“The oil and gas industry felt like it could contain these sorts of initiatives on a city-by-city scale,” says Eric Jantz, a staff attorney at the New Mexico Environmental Law Center, which is defending Mora County in the suit brought by IPANM. “But once you start getting into countywide prohibitions, that’s something the oil and gas industry has bigger concerns about.”

John Olivas, the Mora County commission chairman who helped pass the ordinance, says county commissioners voted for the sweeping legislation because regulations and zoning rules—typical anti-fracking tools—are simple loopholes that the industry would one day march through. “If the price is right for these corporations,” he says, “they’re coming.”

Karin Foster, the executive director of IPANM, counters that Mora County has been commandeered by a rogue environmental group. “This community-rights ordinance appeals to uneducated people in small communities that feel like they need to fight the man,” Foster says. “I don’t think the people leading them have their interests in mind.”

Some locals agree.

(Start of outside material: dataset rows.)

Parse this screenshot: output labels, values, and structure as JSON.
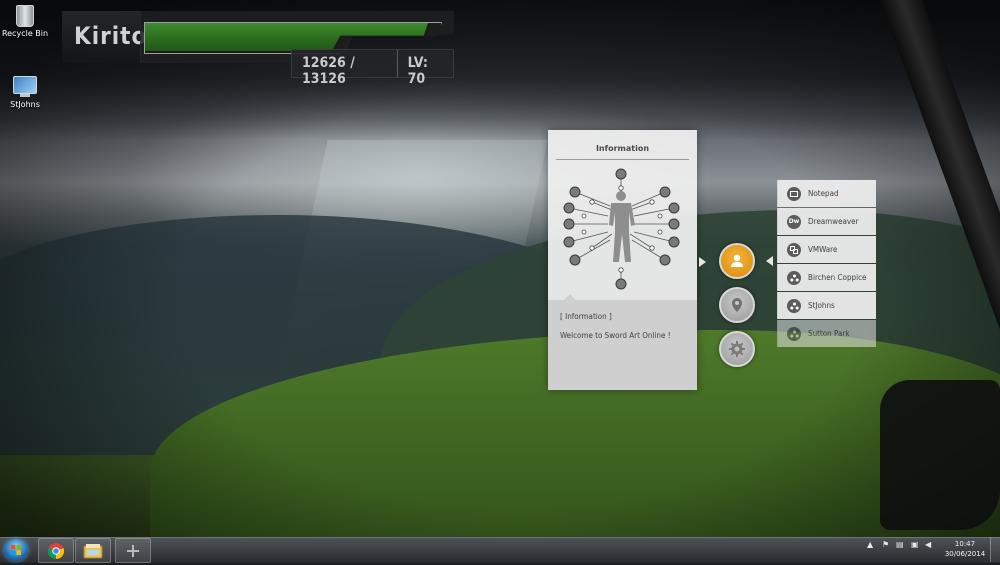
{
  "desktop": {
    "icons": [
      {
        "label": "Recycle Bin"
      },
      {
        "label": "StJohns"
      }
    ]
  },
  "hud": {
    "player_name": "Kirito",
    "hp_current": "12626",
    "hp_separator": "/",
    "hp_max": "13126",
    "level_text": "LV: 70",
    "hp_fraction": 0.962,
    "bar_color": "#2f7a22"
  },
  "info_panel": {
    "title": "Information",
    "line1": "[ Information ]",
    "line2": "Welcome to Sword Art Online !"
  },
  "side_menu": {
    "buttons": [
      {
        "icon": "person-icon",
        "state": "active"
      },
      {
        "icon": "location-pin-icon",
        "state": "idle"
      },
      {
        "icon": "gear-icon",
        "state": "idle"
      }
    ],
    "accent_color": "#e39a1c"
  },
  "app_list": [
    {
      "label": "Notepad",
      "icon": "notepad-icon",
      "icon_text": ""
    },
    {
      "label": "Dreamweaver",
      "icon": "dreamweaver-icon",
      "icon_text": "Dw"
    },
    {
      "label": "VMWare",
      "icon": "vmware-icon",
      "icon_text": ""
    },
    {
      "label": "Birchen Coppice",
      "icon": "network-icon",
      "icon_text": ""
    },
    {
      "label": "StJohns",
      "icon": "network-icon",
      "icon_text": ""
    },
    {
      "label": "Sutton Park",
      "icon": "network-icon",
      "icon_text": ""
    }
  ],
  "taskbar": {
    "pinned": [
      "chrome-icon",
      "file-explorer-icon",
      "add-icon"
    ],
    "clock_time": "10:47",
    "clock_date": "30/06/2014"
  }
}
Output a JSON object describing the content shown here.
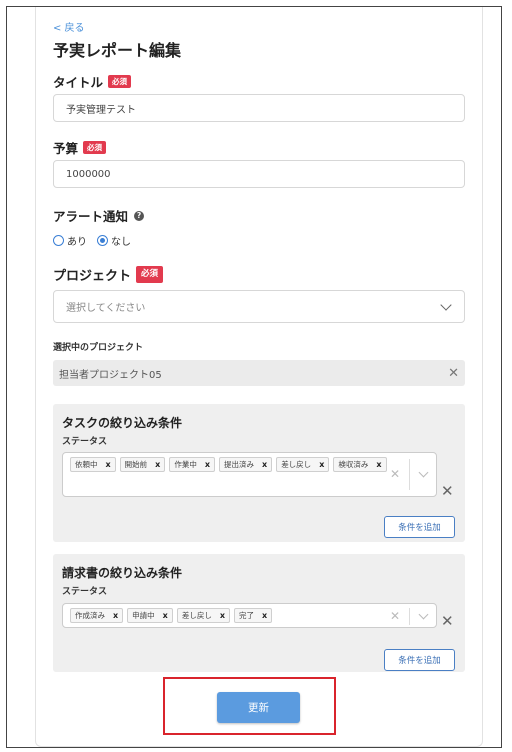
{
  "nav": {
    "back_label": "< 戻る"
  },
  "page_title": "予実レポート編集",
  "required_label": "必須",
  "title_field": {
    "label": "タイトル",
    "value": "予実管理テスト"
  },
  "budget_field": {
    "label": "予算",
    "value": "1000000"
  },
  "alert": {
    "label": "アラート通知",
    "help_icon": "question-circle-icon",
    "options": [
      {
        "label": "あり",
        "selected": false
      },
      {
        "label": "なし",
        "selected": true
      }
    ]
  },
  "project": {
    "label": "プロジェクト",
    "placeholder": "選択してください",
    "selected_label": "選択中のプロジェクト",
    "selected_value": "担当者プロジェクト05"
  },
  "task_filter": {
    "title": "タスクの絞り込み条件",
    "status_label": "ステータス",
    "chips": [
      "依頼中",
      "開始前",
      "作業中",
      "提出済み",
      "差し戻し",
      "検収済み"
    ],
    "add_button": "条件を追加"
  },
  "invoice_filter": {
    "title": "請求書の絞り込み条件",
    "status_label": "ステータス",
    "chips": [
      "作成済み",
      "申請中",
      "差し戻し",
      "完了"
    ],
    "add_button": "条件を追加"
  },
  "update_button": "更新",
  "colors": {
    "accent": "#5b9bdf",
    "required": "#e23a4e",
    "highlight": "#d9242c"
  }
}
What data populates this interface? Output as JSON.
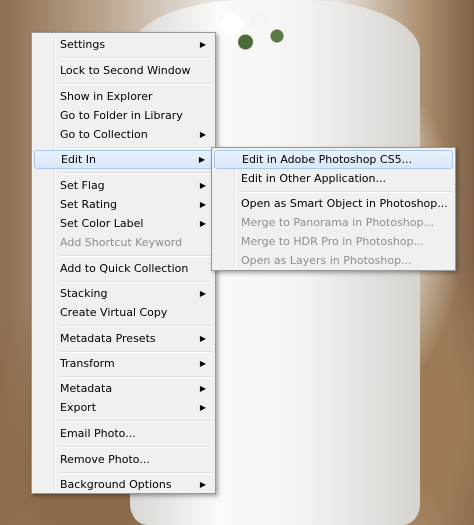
{
  "context_menu": {
    "items": [
      {
        "label": "Settings",
        "submenu": true
      },
      {
        "label": "Lock to Second Window"
      },
      {
        "label": "Show in Explorer"
      },
      {
        "label": "Go to Folder in Library"
      },
      {
        "label": "Go to Collection",
        "submenu": true
      },
      {
        "label": "Edit In",
        "submenu": true,
        "highlighted": true
      },
      {
        "label": "Set Flag",
        "submenu": true
      },
      {
        "label": "Set Rating",
        "submenu": true
      },
      {
        "label": "Set Color Label",
        "submenu": true
      },
      {
        "label": "Add Shortcut Keyword",
        "disabled": true
      },
      {
        "label": "Add to Quick Collection"
      },
      {
        "label": "Stacking",
        "submenu": true
      },
      {
        "label": "Create Virtual Copy"
      },
      {
        "label": "Metadata Presets",
        "submenu": true
      },
      {
        "label": "Transform",
        "submenu": true
      },
      {
        "label": "Metadata",
        "submenu": true
      },
      {
        "label": "Export",
        "submenu": true
      },
      {
        "label": "Email Photo..."
      },
      {
        "label": "Remove Photo..."
      },
      {
        "label": "Background Options",
        "submenu": true
      }
    ],
    "submenu_arrow": "▶"
  },
  "edit_in_submenu": {
    "items": [
      {
        "label": "Edit in Adobe Photoshop CS5...",
        "highlighted": true
      },
      {
        "label": "Edit in Other Application..."
      },
      {
        "label": "Open as Smart Object in Photoshop..."
      },
      {
        "label": "Merge to Panorama in Photoshop...",
        "disabled": true
      },
      {
        "label": "Merge to HDR Pro in Photoshop...",
        "disabled": true
      },
      {
        "label": "Open as Layers in Photoshop...",
        "disabled": true
      }
    ]
  }
}
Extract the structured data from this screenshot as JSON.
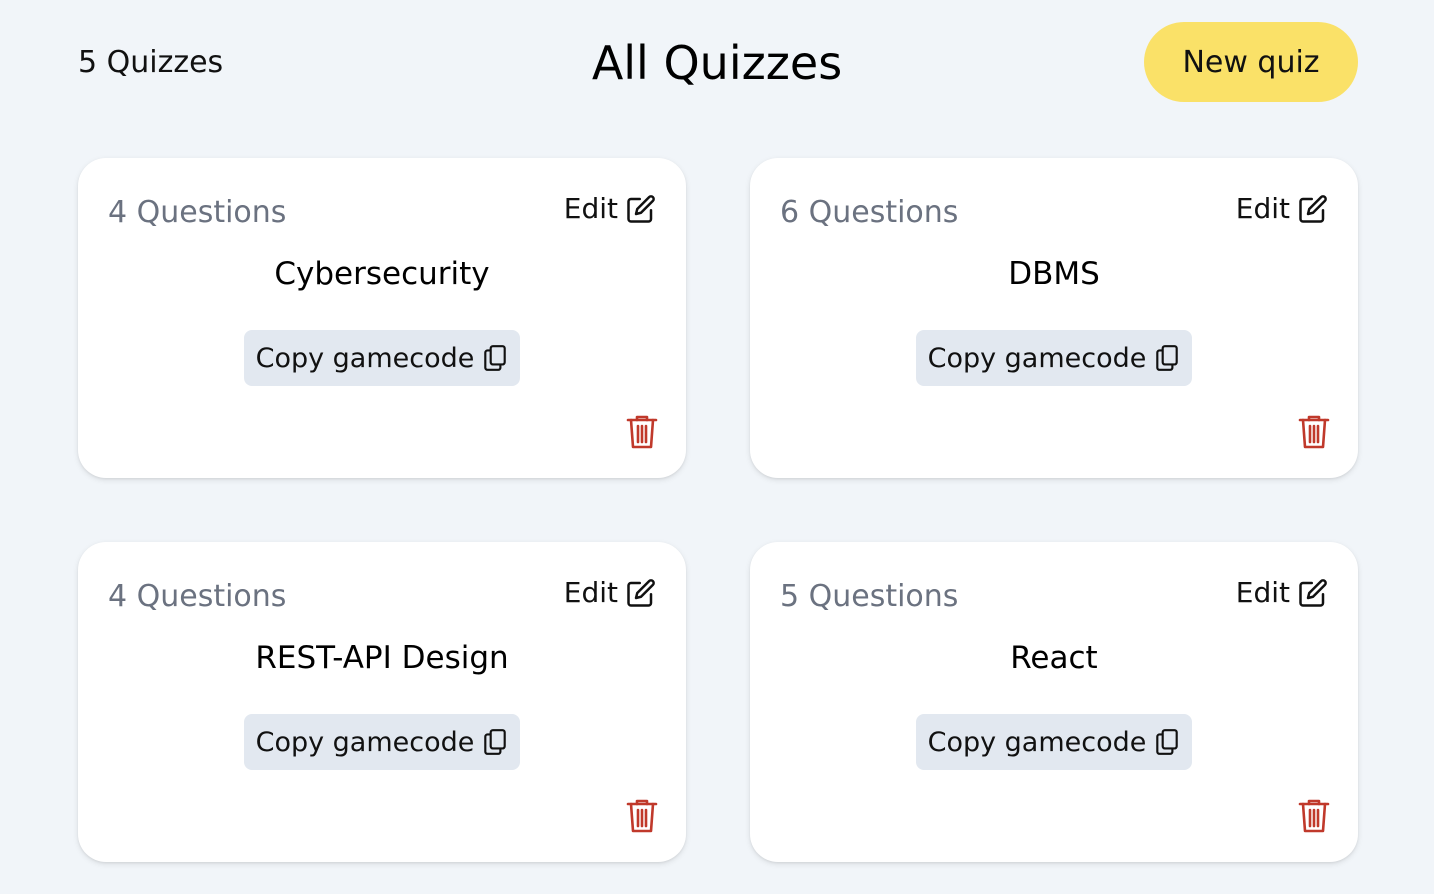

Mora County is 80 percent Hispanic, and many residents are suspicious of Anglo groups coming in with an agenda, be it industrial or environmental. “That’s a real missionary attitude, to come into a place and say, ‘We’re going to protect you,’ ” says Sofia Martinez, an environmental -justice activist from Wagon Mound. Martinez opposes fracking, but she wishes that the county had taken a regulatory approach, one that didn’t expose it to potentially lengthy and expensive lawsuits. (Though the county has pro bono representation, by CELDF, among others, it may have to pay damages if it loses.)

Mora County’s case is likely to take years to resolve. Any ruling will almost assuredly be appealed, moving the case to the Tenth Circuit Court in Denver. But for now, Mora has become a cause célèbre, with other counties—like San Miguel, in New Mexico, and Johnson, in Illinois—considering similar bans. Cities and counties are now even working on community ordinances outlawing things like factory farms and GMO crops.

“We’ve all heard about Mora County,” says Sandra Steingraber, one of the nation’s most outspoken anti-fracking activists and author of Raising Elijah: Protecting Our Children in an Age of Environmental Crisis. Steingraber has been watching the fight all the way from upstate New York, where she’s battling at the township level. “The science is certainly on our side, and it points to the need for a nationwide ban,” Steingraber says. “Now we’ll see if the law ends up on our side.”